Appeal from the Order of the Court of Common Pleas, Criminal Division, of Fulton County at No. 53 of 1981. Appeal from the Order of the Court of Common Pleas, Criminal Division, of Fulton County at No. 51 of 1981. Appeal from the Order of the Court of Common Pleas, Criminal Division, of Fulton County at No. 19, 39, 52 & 54 of 1981.
George H. Newman, Philadelphia, for Winter, appellant.
Robert C. Fogelnest, Philadelphia, for Hill, appellant.
Alan Ellis, Philadelphia, for Cromwell, appellant.
Merrill W. Kerlin, District Attorney, McConnellsburg, for Commonwealth, appellee.
Wickersham, Beck and Montemuro, JJ.
[ 324 Pa. Super. Page 260]
This is a consolidated appeal from orders of the Court of Common Pleas of Fulton County, denying the appellants' pre-trial motions to dismiss based on double jeopardy/collateral estoppel grounds.*fn1
[ 324 Pa. Super. Page 261]
The facts are not in dispute. The appellants, Roger Winter, Matt Hill, and Ferron Cromwell, were charged with having committed several burglaries and theft related offenses in Fulton County as part of a multi-county*fn2 burglary ring operating in south-central Pennsylvania in 1980-81.
One of the appellants, Ferron Cromwell, was tried in the Court of Common Pleas of Somerset County on a number of charges which arose in that county, and was acquitted by a jury on October 30, 1981. Appellants Hill and Winter were not tried for any offenses in Somerset County.
Subsequently, all three appellants filed pre-trial motions to dismiss the Fulton County cases on the ground that the prosecutions were barred by the doctrines of double jeopardy and collateral estoppel. Appellants claimed that the evidence presented at Cromwell's Somerset County trial was substantially the same as the evidence to be presented at the Fulton County trials; that the question of the accomplices' credibility as to appellants' involvement in the multi-county burglary ring had been litigated and rejected by the jury in Somerset County; and that the Commonwealth was attempting to relitigate an issue finally litigated in the Somerset County proceeding.
The lower court dismissed the pre-trial motions without hearings on November 20, 1981 and December 1, 1981. The court also filed an opinion in support of the decision to dismiss the motions, which we have examined closely. It is from the lower court's orders dismissing the motions that appellants have now appealed to this court.
Appellants present to us the following question:
Does collateral estoppel bar the instant prosecutions where the issue of appellants' involvement in a multi-county
[ 324 Pa. Super.
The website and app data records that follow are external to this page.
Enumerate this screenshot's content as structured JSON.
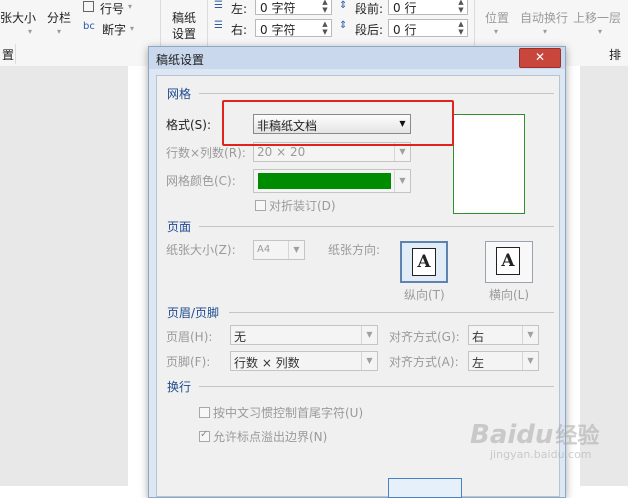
{
  "ribbon": {
    "paper_size": "张大小",
    "columns": "分栏",
    "line_number": "行号",
    "hyphenation": "断字",
    "grid_paper_line1": "稿纸",
    "grid_paper_line2": "设置",
    "group_label_left": "置",
    "indent_left_label": "左:",
    "indent_left_value": "0 字符",
    "indent_right_label": "右:",
    "indent_right_value": "0 字符",
    "spacing_before_label": "段前:",
    "spacing_before_value": "0 行",
    "spacing_after_label": "段后:",
    "spacing_after_value": "0 行",
    "position": "位置",
    "wrap_text": "自动换行",
    "bring_forward": "上移一层",
    "group_label_right": "排"
  },
  "dialog": {
    "title": "稿纸设置",
    "close": "✕",
    "grid_section": "网格",
    "style_label": "格式(S):",
    "style_value": "非稿纸文档",
    "rows_cols_label": "行数×列数(R):",
    "rows_cols_value": "20 × 20",
    "grid_color_label": "网格颜色(C):",
    "fold_label": "对折装订(D)",
    "page_section": "页面",
    "paper_size_label": "纸张大小(Z):",
    "paper_size_value": "A4",
    "orientation_label": "纸张方向:",
    "portrait_label": "纵向(T)",
    "landscape_label": "横向(L)",
    "orientation_glyph": "A",
    "header_footer_section": "页眉/页脚",
    "header_label": "页眉(H):",
    "header_value": "无",
    "header_align_label": "对齐方式(G):",
    "header_align_value": "右",
    "footer_label": "页脚(F):",
    "footer_value": "行数 × 列数",
    "footer_align_label": "对齐方式(A):",
    "footer_align_value": "左",
    "linebreak_section": "换行",
    "chinese_rule_label": "按中文习惯控制首尾字符(U)",
    "allow_punct_label": "允许标点溢出边界(N)"
  },
  "watermark": {
    "brand": "Baidu",
    "cn": "经验",
    "url": "jingyan.baidu.com"
  },
  "colors": {
    "grid_color": "#008c00",
    "highlight": "#e0231e",
    "section_text": "#1e4a8f"
  }
}
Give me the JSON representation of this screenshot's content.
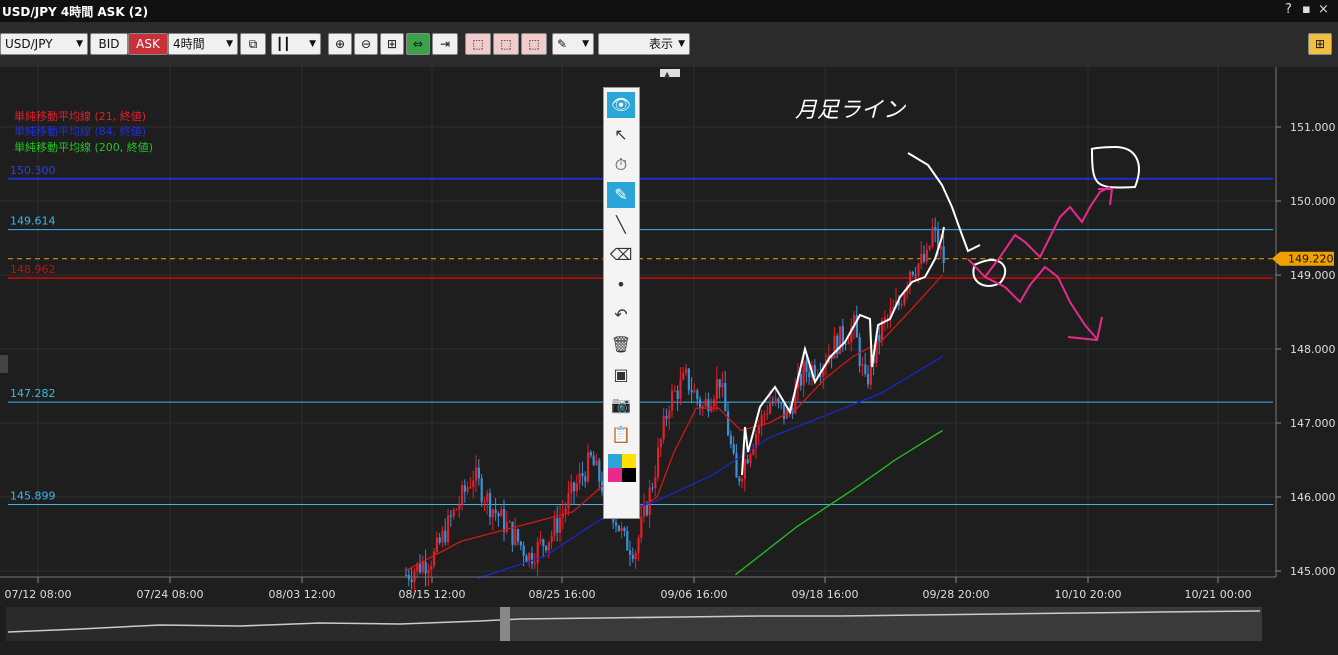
{
  "window": {
    "title": "USD/JPY 4時間 ASK (2)",
    "controls": [
      "?",
      "▪",
      "▪",
      "×"
    ]
  },
  "toolbar": {
    "symbol": "USD/JPY",
    "bid_label": "BID",
    "ask_label": "ASK",
    "timeframe": "4時間",
    "display_label": "表示"
  },
  "colors": {
    "background": "#1e1e1e",
    "bull": "#e0202a",
    "bear": "#3a8fd8",
    "sma21": "#d01818",
    "sma84": "#1a28c8",
    "sma200": "#22c422",
    "hline_light": "#3fb6ea",
    "hline_blue": "#2030c8",
    "hline_red": "#a01010",
    "current": "#f0a000",
    "pink": "#e82a8c"
  },
  "legend": [
    {
      "label": "単純移動平均線 (21, 終値)",
      "color": "#e0202a"
    },
    {
      "label": "単純移動平均線 (84, 終値)",
      "color": "#2030d8"
    },
    {
      "label": "単純移動平均線 (200, 終値)",
      "color": "#22c422"
    }
  ],
  "annotation_text": "月足ライン",
  "chart_data": {
    "type": "candlestick",
    "title": "",
    "xlabel": "",
    "ylabel": "",
    "ylim": [
      144.9,
      151.8
    ],
    "y_ticks": [
      "151.000",
      "150.000",
      "149.000",
      "148.000",
      "147.000",
      "146.000",
      "145.000"
    ],
    "x_ticks": [
      "07/12 08:00",
      "07/24 08:00",
      "08/03 12:00",
      "08/15 12:00",
      "08/25 16:00",
      "09/06 16:00",
      "09/18 16:00",
      "09/28 20:00",
      "10/10 20:00",
      "10/21 00:00"
    ],
    "current_price": "149.220",
    "horizontal_lines": [
      {
        "value": 150.3,
        "label": "150.300",
        "color": "#2030c8"
      },
      {
        "value": 149.614,
        "label": "149.614",
        "color": "#3fb6ea"
      },
      {
        "value": 148.96,
        "label": "148.962",
        "color": "#a01010"
      },
      {
        "value": 147.282,
        "label": "147.282",
        "color": "#3fb6ea"
      },
      {
        "value": 145.899,
        "label": "145.899",
        "color": "#3fb6ea"
      }
    ],
    "anchors": [
      {
        "bar": 0,
        "price": 144.95
      },
      {
        "bar": 10,
        "price": 145.2
      },
      {
        "bar": 16,
        "price": 145.7
      },
      {
        "bar": 24,
        "price": 146.3
      },
      {
        "bar": 30,
        "price": 145.9
      },
      {
        "bar": 38,
        "price": 145.5
      },
      {
        "bar": 44,
        "price": 145.2
      },
      {
        "bar": 52,
        "price": 145.5
      },
      {
        "bar": 60,
        "price": 146.1
      },
      {
        "bar": 66,
        "price": 146.5
      },
      {
        "bar": 72,
        "price": 146.0
      },
      {
        "bar": 78,
        "price": 145.4
      },
      {
        "bar": 82,
        "price": 145.3
      },
      {
        "bar": 88,
        "price": 146.2
      },
      {
        "bar": 94,
        "price": 147.3
      },
      {
        "bar": 100,
        "price": 147.6
      },
      {
        "bar": 106,
        "price": 147.2
      },
      {
        "bar": 112,
        "price": 147.6
      },
      {
        "bar": 118,
        "price": 146.2
      },
      {
        "bar": 124,
        "price": 146.8
      },
      {
        "bar": 130,
        "price": 147.3
      },
      {
        "bar": 136,
        "price": 147.1
      },
      {
        "bar": 142,
        "price": 147.7
      },
      {
        "bar": 148,
        "price": 147.8
      },
      {
        "bar": 154,
        "price": 148.1
      },
      {
        "bar": 160,
        "price": 148.3
      },
      {
        "bar": 164,
        "price": 147.5
      },
      {
        "bar": 170,
        "price": 148.3
      },
      {
        "bar": 176,
        "price": 148.6
      },
      {
        "bar": 180,
        "price": 149.1
      },
      {
        "bar": 186,
        "price": 149.2
      },
      {
        "bar": 188,
        "price": 149.6
      },
      {
        "bar": 192,
        "price": 149.2
      }
    ],
    "sma21": [
      [
        0,
        145.0
      ],
      [
        20,
        145.4
      ],
      [
        40,
        145.6
      ],
      [
        60,
        145.8
      ],
      [
        72,
        146.2
      ],
      [
        82,
        145.8
      ],
      [
        90,
        146.0
      ],
      [
        96,
        146.6
      ],
      [
        104,
        147.2
      ],
      [
        112,
        147.2
      ],
      [
        120,
        146.9
      ],
      [
        130,
        147.0
      ],
      [
        140,
        147.2
      ],
      [
        150,
        147.6
      ],
      [
        160,
        147.9
      ],
      [
        170,
        148.1
      ],
      [
        180,
        148.5
      ],
      [
        192,
        149.0
      ]
    ],
    "sma84": [
      [
        26,
        144.9
      ],
      [
        50,
        145.2
      ],
      [
        70,
        145.7
      ],
      [
        90,
        145.95
      ],
      [
        110,
        146.3
      ],
      [
        130,
        146.8
      ],
      [
        150,
        147.1
      ],
      [
        170,
        147.4
      ],
      [
        192,
        147.9
      ]
    ],
    "sma200": [
      [
        118,
        144.95
      ],
      [
        140,
        145.6
      ],
      [
        160,
        146.1
      ],
      [
        175,
        146.5
      ],
      [
        192,
        146.9
      ]
    ]
  },
  "drawing_tools": [
    {
      "name": "eye-icon",
      "glyph": "👁"
    },
    {
      "name": "pointer-icon",
      "glyph": "↖"
    },
    {
      "name": "stopwatch-icon",
      "glyph": "⏱"
    },
    {
      "name": "eraser-selected-icon",
      "glyph": "✎"
    },
    {
      "name": "line-icon",
      "glyph": "╲"
    },
    {
      "name": "eraser-icon",
      "glyph": "⌫"
    },
    {
      "name": "dot-icon",
      "glyph": "•"
    },
    {
      "name": "undo-icon",
      "glyph": "↶"
    },
    {
      "name": "trash-icon",
      "glyph": "🗑"
    },
    {
      "name": "projector-icon",
      "glyph": "▣"
    },
    {
      "name": "camera-icon",
      "glyph": "📷"
    },
    {
      "name": "clipboard-icon",
      "glyph": "📋"
    }
  ]
}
Page 262]
burglary ring was previously litigated in Somerset County and decided adversely to the Commonwealth?
Consolidated Brief for Appellants at 10.*fn3
In Ashe v. Swenson, 397 U.S. 436, 90 S.Ct. 1189, 25 L.Ed.2d 469 (1970), the United States Supreme Court held that collateral estoppel was part of the fifth amendment's protection against double jeopardy and is applicable to the states through the fourteenth amendment under Benton v. Maryland, 395 U.S. 784, 89 S.Ct. 2056, 23 L.Ed.2d 707 (1969). Collateral estoppel means simply that when an issue of ultimate fact has once been determined by a valid and final judgment, that issue cannot be litigated between the same parties in any future lawsuit. Ashe v. Swenson, supra, 397 U.S. at 443, 90 S.Ct. at 1194, 25 L.Ed.2d at 475. Even where the offense charged is not literally the same as the one previously tried, collateral estoppel bars relitigation between the same parties of issues actually determined at the previous trial. For example, in Ashe, the defendant had been tried and acquitted by a general verdict of the robbery of one of six poker players. The state then tried and convicted him of the robbery of ...